I just read a great blog by Karen Boros on MinnPost at minneapolis-targets-backpagecom-ads-fight-against-juvenile-sex-trafficking about the efforts of the Minneapolis City Council to stop the Internet advertisements for juvenile prostitutes. Protected by the 1st Amendment, the web site, backpage.com has run ads for sexual activity. Through code words like “new in town,” they indicate to the buyers that the girls are juveniles but are available for sex for pay.
I have worked in Juvenile Court, as a lawyer, for over 12 years and have represented many young girls who are probably involved in the sex trade. For a variety of reasons, many girls run from their homes. On the street they are easy prey for pimps. Even if the girls are picked-up and sent temporarily to St. Joseph’s Shelter in south Minneapolis, it’s not a locked facility and the girls can run pretty easily.
It’s sad and difficult work for law enforcement to try and protect these girls. It certainly doesn’t help that a web site advertises how to find them. The web site defends itself by actually saying they are “providing a service” because law enforcement can track the johns through their emails and purchases on line!
When I started practicing law as a Public Defender, many of my cases involved representing young girls (over 18) charged with prostitution. Most were lost, not too smart, and desperate. The johns got off completely.
Since then, both federal and state law in Minnesota have changed all that. Juvenile prostitutes are now considered victims by law and are not prosecuted. This may not sound like much, but it’s a big deal because it changes the entire focus of law enforcement. Many non-governmental groups operate to find these victims and offer them shelter and an escape from the life of a prostitute.

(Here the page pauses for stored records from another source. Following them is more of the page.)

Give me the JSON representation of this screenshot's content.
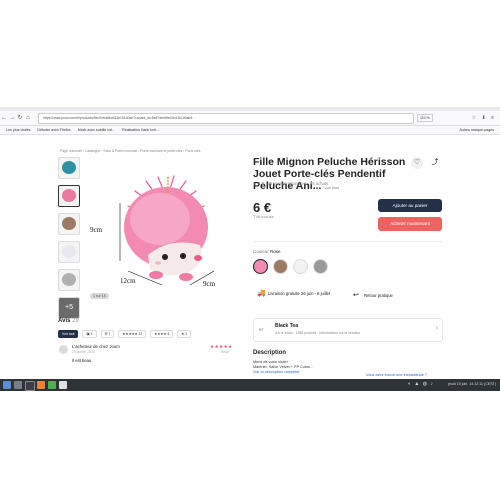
{
  "browser": {
    "url": "https://www.joom.com/fr/products/5ed7eba6bd411b151d0ab7cariant_id=5e67dee8fe43d13b1d0ab8",
    "zoom": "110 %",
    "nav_icons": [
      "←",
      "→",
      "↻",
      "⌂"
    ],
    "bookmarks": [
      "Les plus visités",
      "Débuter avec Firefox",
      "Mock avec subtile vot...",
      "Réalisation Hank Inél..."
    ],
    "other_bookmarks": "Autres marque-pages"
  },
  "page": {
    "breadcrumb": "Page d'accueil  ›  Catalogue  ›  Sacs & Porte-monnaie  ›  Porte-monnaie et porte-clés  ›  Porte-clés",
    "title": "Fille Mignon Peluche Hérisson Jouet Porte-clés Pendentif Peluche Ani...",
    "voir_plus": "voir plus",
    "rating_value": "4,7",
    "rating_recommend": "96 % recommandent",
    "rating_count": "35 achats",
    "price": "6 €",
    "tva": "TVA incluse",
    "add_to_cart": "Ajouter au panier",
    "buy_now": "Acheter maintenant",
    "color_label": "Couleur",
    "color_value": "Rose",
    "shipping": "Livraison gratuite 26 juin - 6 juillet",
    "returns": "Retour pratique",
    "photo_counter": "1 sur 15",
    "more_thumbs": "+5",
    "dim_width": "9cm",
    "dim_length": "12cm",
    "dim_depth": "9cm"
  },
  "seller": {
    "initials": "BT",
    "name": "Black Tea",
    "sub": "4,6 ★ évalu · 1985 produits · Informations sur le vendeur"
  },
  "description": {
    "heading": "Description",
    "line1": "Merci de votre visite!",
    "line2": "Matériel: Sailor Velvet + PP Coton...",
    "link": "Voir la description complète",
    "question": "Vous avez trouvé une inexactitude ?"
  },
  "reviews": {
    "heading": "Avis",
    "count": "29",
    "chips": [
      "Voir tout",
      "▣ 4",
      "☰ 7",
      "★★★★★ 22",
      "★★★★ 4",
      "★ 1"
    ],
    "author": "L'acheteur de chez Joom",
    "date": "29 janvier 2023",
    "stars": "★★★★★",
    "size": "Beau",
    "text": "Il est beau"
  },
  "taskbar": {
    "clock": "jeudi 15 juin, 14:12:11 (CEST)"
  },
  "colors": {
    "cart_button": "#243047",
    "buy_button": "#f06262",
    "accent": "#e4495c"
  }
}
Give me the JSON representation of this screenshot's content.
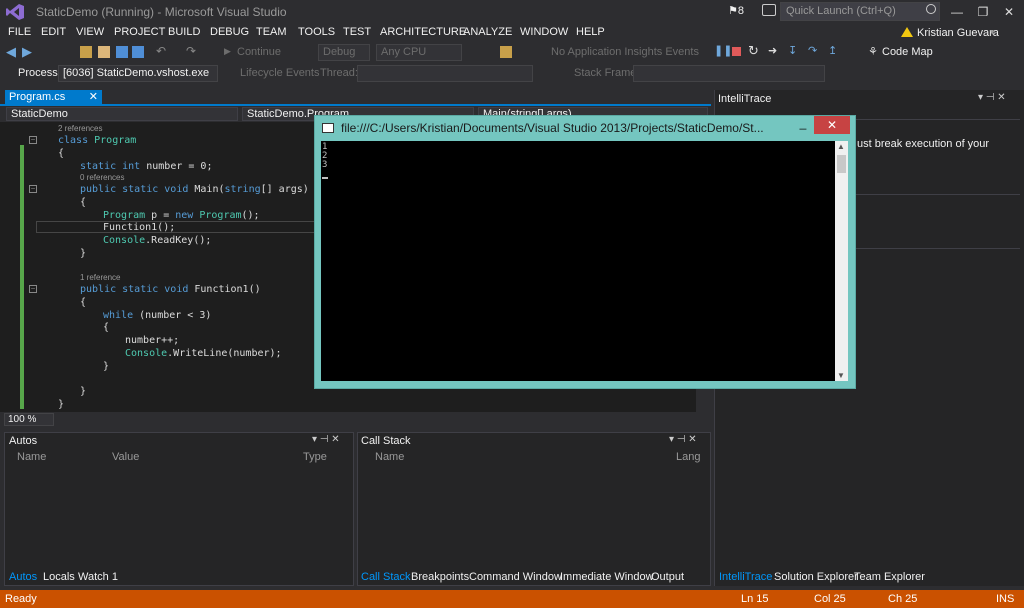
{
  "window": {
    "title": "StaticDemo (Running) - Microsoft Visual Studio",
    "notification_count": "8",
    "quick_launch_placeholder": "Quick Launch (Ctrl+Q)",
    "user_name": "Kristian Guevara"
  },
  "menu": [
    "FILE",
    "EDIT",
    "VIEW",
    "PROJECT",
    "BUILD",
    "DEBUG",
    "TEAM",
    "TOOLS",
    "TEST",
    "ARCHITECTURE",
    "ANALYZE",
    "WINDOW",
    "HELP"
  ],
  "toolbar": {
    "continue_label": "Continue",
    "config": "Debug",
    "platform": "Any CPU",
    "insights": "No Application Insights Events",
    "code_map": "Code Map"
  },
  "debug_location": {
    "process_label": "Process:",
    "process_value": "[6036] StaticDemo.vshost.exe",
    "lifecycle": "Lifecycle Events",
    "thread_label": "Thread:",
    "stack_frame_label": "Stack Frame:"
  },
  "tabs": {
    "active": "Program.cs"
  },
  "navbar": {
    "project": "StaticDemo",
    "type": "StaticDemo.Program",
    "member": "Main(string[] args)"
  },
  "code": {
    "ref_class": "2 references",
    "ref_number": "0 references",
    "ref_function": "1 reference",
    "lines": [
      "class Program",
      "{",
      "static int number = 0;",
      "public static void Main(string[] args)",
      "{",
      "Program p = new Program();",
      "Function1();",
      "Console.ReadKey();",
      "}",
      "public static void Function1()",
      "{",
      "while (number < 3)",
      "{",
      "number++;",
      "Console.WriteLine(number);",
      "}",
      "}",
      "}"
    ]
  },
  "zoom": "100 %",
  "autos": {
    "title": "Autos",
    "col_name": "Name",
    "col_value": "Value",
    "col_type": "Type",
    "tabs": [
      "Autos",
      "Locals",
      "Watch 1"
    ]
  },
  "callstack": {
    "title": "Call Stack",
    "col_name": "Name",
    "col_lang": "Lang",
    "tabs": [
      "Call Stack",
      "Breakpoints",
      "Command Window",
      "Immediate Window",
      "Output"
    ]
  },
  "intellitrace": {
    "title": "IntelliTrace",
    "text": "ust break execution of your",
    "tabs": [
      "IntelliTrace",
      "Solution Explorer",
      "Team Explorer"
    ]
  },
  "console": {
    "title": "file:///C:/Users/Kristian/Documents/Visual Studio 2013/Projects/StaticDemo/St...",
    "lines": [
      "1",
      "2",
      "3"
    ]
  },
  "status": {
    "ready": "Ready",
    "ln": "Ln 15",
    "col": "Col 25",
    "ch": "Ch 25",
    "ins": "INS"
  },
  "colors": {
    "accent": "#007acc",
    "status_bar": "#ca5100",
    "console_frame": "#74c6c0"
  }
}
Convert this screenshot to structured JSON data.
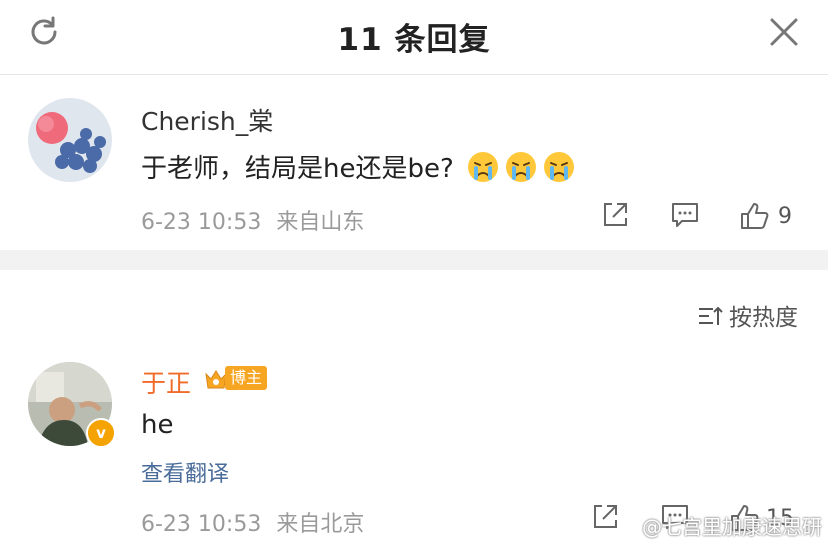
{
  "header": {
    "title": "11 条回复"
  },
  "comments": [
    {
      "username": "Cherish_棠",
      "text": "于老师，结局是he还是be?",
      "timestamp": "6-23 10:53",
      "location": "来自山东",
      "like_count": "9"
    },
    {
      "username": "于正",
      "badge": "博主",
      "text": "he",
      "translate_label": "查看翻译",
      "timestamp": "6-23 10:53",
      "location": "来自北京",
      "like_count": "15"
    }
  ],
  "sort": {
    "label": "按热度"
  },
  "watermark": "@七宫里加康速思研",
  "colors": {
    "accent": "#f06b2a",
    "muted": "#9a9a9a",
    "link": "#4a6c9a",
    "divider": "#f2f2f2"
  },
  "icons": [
    "refresh-icon",
    "close-icon",
    "share-icon",
    "comment-icon",
    "like-icon",
    "sort-icon",
    "crying-emoji"
  ]
}
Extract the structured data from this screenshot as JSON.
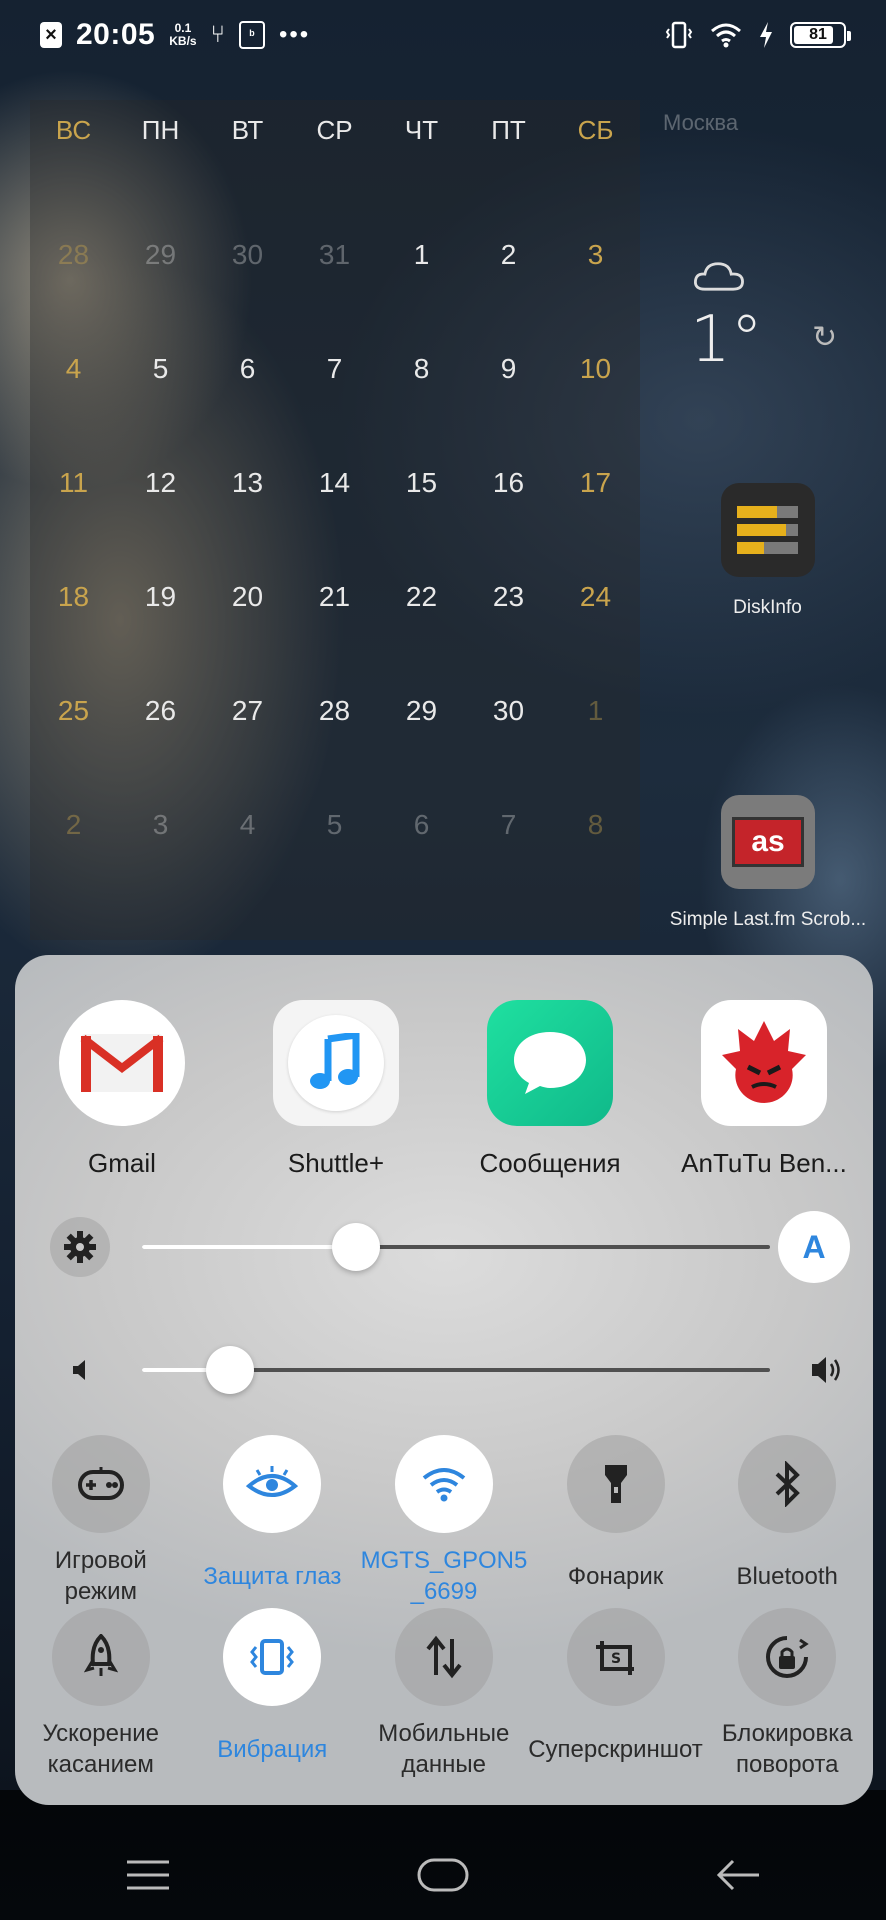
{
  "status_bar": {
    "time": "20:05",
    "speed_value": "0.1",
    "speed_unit": "KB/s",
    "battery": "81",
    "battery_level": 0.81
  },
  "calendar": {
    "weekdays": [
      "ВС",
      "ПН",
      "ВТ",
      "СР",
      "ЧТ",
      "ПТ",
      "СБ"
    ],
    "weeks": [
      [
        "28",
        "29",
        "30",
        "31",
        "1",
        "2",
        "3"
      ],
      [
        "4",
        "5",
        "6",
        "7",
        "8",
        "9",
        "10"
      ],
      [
        "11",
        "12",
        "13",
        "14",
        "15",
        "16",
        "17"
      ],
      [
        "18",
        "19",
        "20",
        "21",
        "22",
        "23",
        "24"
      ],
      [
        "25",
        "26",
        "27",
        "28",
        "29",
        "30",
        "1"
      ],
      [
        "2",
        "3",
        "4",
        "5",
        "6",
        "7",
        "8"
      ]
    ],
    "weekend_color": "#c9a44d"
  },
  "widget_label": "Москва",
  "weather": {
    "temperature": "1°",
    "icon": "cloud-icon"
  },
  "home_apps": [
    {
      "label": "DiskInfo",
      "icon": "diskinfo-icon"
    },
    {
      "label": "Simple Last.fm Scrob...",
      "icon": "lastfm-icon"
    }
  ],
  "quick_panel": {
    "apps": [
      {
        "label": "Gmail",
        "icon": "gmail-icon"
      },
      {
        "label": "Shuttle+",
        "icon": "shuttle-icon"
      },
      {
        "label": "Сообщения",
        "icon": "messages-icon"
      },
      {
        "label": "AnTuTu Ben...",
        "icon": "antutu-icon"
      }
    ],
    "brightness": {
      "level": 0.34,
      "auto_label": "A"
    },
    "volume": {
      "level": 0.14
    },
    "toggles_row1": [
      {
        "label": "Игровой режим",
        "icon": "gamepad-icon",
        "active": false
      },
      {
        "label": "Защита глаз",
        "icon": "eye-icon",
        "active": true
      },
      {
        "label": "MGTS_GPON5_6699",
        "icon": "wifi-icon",
        "active": true
      },
      {
        "label": "Фонарик",
        "icon": "flashlight-icon",
        "active": false
      },
      {
        "label": "Bluetooth",
        "icon": "bluetooth-icon",
        "active": false
      }
    ],
    "toggles_row2": [
      {
        "label": "Ускорение касанием",
        "icon": "rocket-icon",
        "active": false
      },
      {
        "label": "Вибрация",
        "icon": "vibration-icon",
        "active": true
      },
      {
        "label": "Мобильные данные",
        "icon": "mobile-data-icon",
        "active": false
      },
      {
        "label": "Суперскриншот",
        "icon": "screenshot-icon",
        "active": false
      },
      {
        "label": "Блокировка поворота",
        "icon": "rotation-lock-icon",
        "active": false
      }
    ],
    "active_color": "#2e86de"
  }
}
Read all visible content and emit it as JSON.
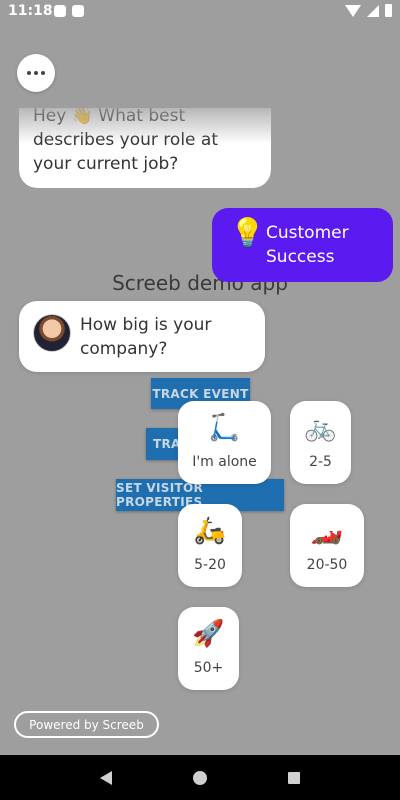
{
  "status_bar": {
    "time": "11:18"
  },
  "app": {
    "title": "Screeb demo app",
    "buttons": {
      "track_event": "TRACK EVENT",
      "track_partial": "TRA",
      "set_visitor": "SET VISITOR PROPERTIES"
    }
  },
  "survey": {
    "previous_question": "Hey 👋 What best describes your role at your current job?",
    "previous_answer": {
      "icon": "💡",
      "label": "Customer Success"
    },
    "question": "How big is your company?",
    "choices": [
      {
        "icon": "🛴",
        "label": "I'm alone"
      },
      {
        "icon": "🚲",
        "label": "2-5"
      },
      {
        "icon": "🛵",
        "label": "5-20"
      },
      {
        "icon": "🏎️",
        "label": "20-50"
      },
      {
        "icon": "🚀",
        "label": "50+"
      }
    ],
    "powered_by": "Powered by Screeb"
  }
}
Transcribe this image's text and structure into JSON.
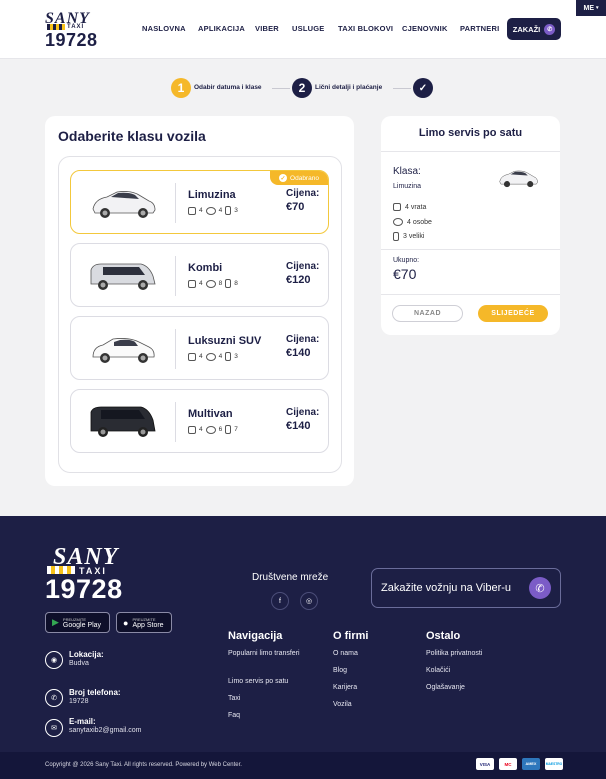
{
  "language": "ME",
  "header": {
    "logo_brand": "SANY",
    "logo_taxi": "TAXI",
    "logo_number": "19728",
    "nav": [
      "NASLOVNA",
      "APLIKACIJA",
      "VIBER",
      "USLUGE",
      "TAXI BLOKOVI",
      "CJENOVNIK",
      "PARTNERI"
    ],
    "order_label": "ZAKAŽI"
  },
  "steps": [
    {
      "number": "1",
      "label": "Odabir datuma i klase",
      "state": "active"
    },
    {
      "number": "2",
      "label": "Lični detalji i plaćanje",
      "state": "pending"
    },
    {
      "number": "✓",
      "label": "",
      "state": "final"
    }
  ],
  "vehicle_panel": {
    "title": "Odaberite klasu vozila",
    "selected_badge": "Odabrano",
    "price_label": "Cijena:",
    "vehicles": [
      {
        "name": "Limuzina",
        "doors": "4",
        "persons": "4",
        "bags": "3",
        "price": "€70",
        "selected": true
      },
      {
        "name": "Kombi",
        "doors": "4",
        "persons": "8",
        "bags": "8",
        "price": "€120",
        "selected": false
      },
      {
        "name": "Luksuzni SUV",
        "doors": "4",
        "persons": "4",
        "bags": "3",
        "price": "€140",
        "selected": false
      },
      {
        "name": "Multivan",
        "doors": "4",
        "persons": "6",
        "bags": "7",
        "price": "€140",
        "selected": false
      }
    ]
  },
  "summary": {
    "title": "Limo servis po satu",
    "class_label": "Klasa:",
    "class_value": "Limuzina",
    "doors": "4 vrata",
    "persons": "4 osobe",
    "bags": "3 veliki",
    "total_label": "Ukupno:",
    "total_value": "€70",
    "back_label": "NAZAD",
    "next_label": "SLIJEDEĆE"
  },
  "footer": {
    "logo_brand": "SANY",
    "logo_taxi": "TAXI",
    "logo_number": "19728",
    "google_small": "PREUZMITE",
    "google_big": "Google Play",
    "apple_small": "PREUZMITE",
    "apple_big": "App Store",
    "location_label": "Lokacija:",
    "location_value": "Budva",
    "phone_label": "Broj telefona:",
    "phone_value": "19728",
    "email_label": "E-mail:",
    "email_value": "sanytaxib2@gmail.com",
    "social_title": "Društvene mreže",
    "viber_cta": "Zakažite vožnju na Viber-u",
    "nav_title": "Navigacija",
    "nav_links": [
      "Popularni limo transferi",
      "Limo servis po satu",
      "Taxi",
      "Faq"
    ],
    "about_title": "O firmi",
    "about_links": [
      "O nama",
      "Blog",
      "Karijera",
      "Vozila"
    ],
    "other_title": "Ostalo",
    "other_links": [
      "Politika privatnosti",
      "Kolačići",
      "Oglašavanje"
    ],
    "copyright": "Copyright @ 2026 Sany Taxi. All rights reserved. Powered by Web Center.",
    "payments": [
      "VISA",
      "MC",
      "AMEX",
      "MAESTRO"
    ]
  },
  "colors": {
    "navy": "#1d1f45",
    "accent": "#f5b829",
    "viber": "#7b5cc7"
  }
}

To give you an example of how sad these situations can be, I’ll relate the story of a young, female client I defended years ago. She was 18, had just arrived in Minneapolis from a rural Minnesota area, and didn’t have much money. She turned to prostitution. At that time, they were arrested as “criminals.” An undercover male cop picked her up in his unmarked car and, as he drove directly to the police station, asked what she was doing. The girl immediately said she was looking for sex for money. It took just about the same time to drive her to jail as it did to get the words out of her.
I represented her the next morning in court. She plead guilty and the judge released her on probation.
The very next morning, the same girl was in court, arrested again for prostitution. Not only that, she’d been on the same corner, the same undercover cop had picked her up, and he’d taken the same direct route to jail!!
Here’s the ending: The judge gave her the maximum sentence over my strenuous objections and sent the young girl to the workhouse. Without telling me, he called the workhouse the next day and ordered her released after she’d had some food, a good night’s sleep, and, hopefully, learned something.
Thank goodness, vulnerable juvenile girls are no longer considered criminals. It’s a huge step forward for everyone.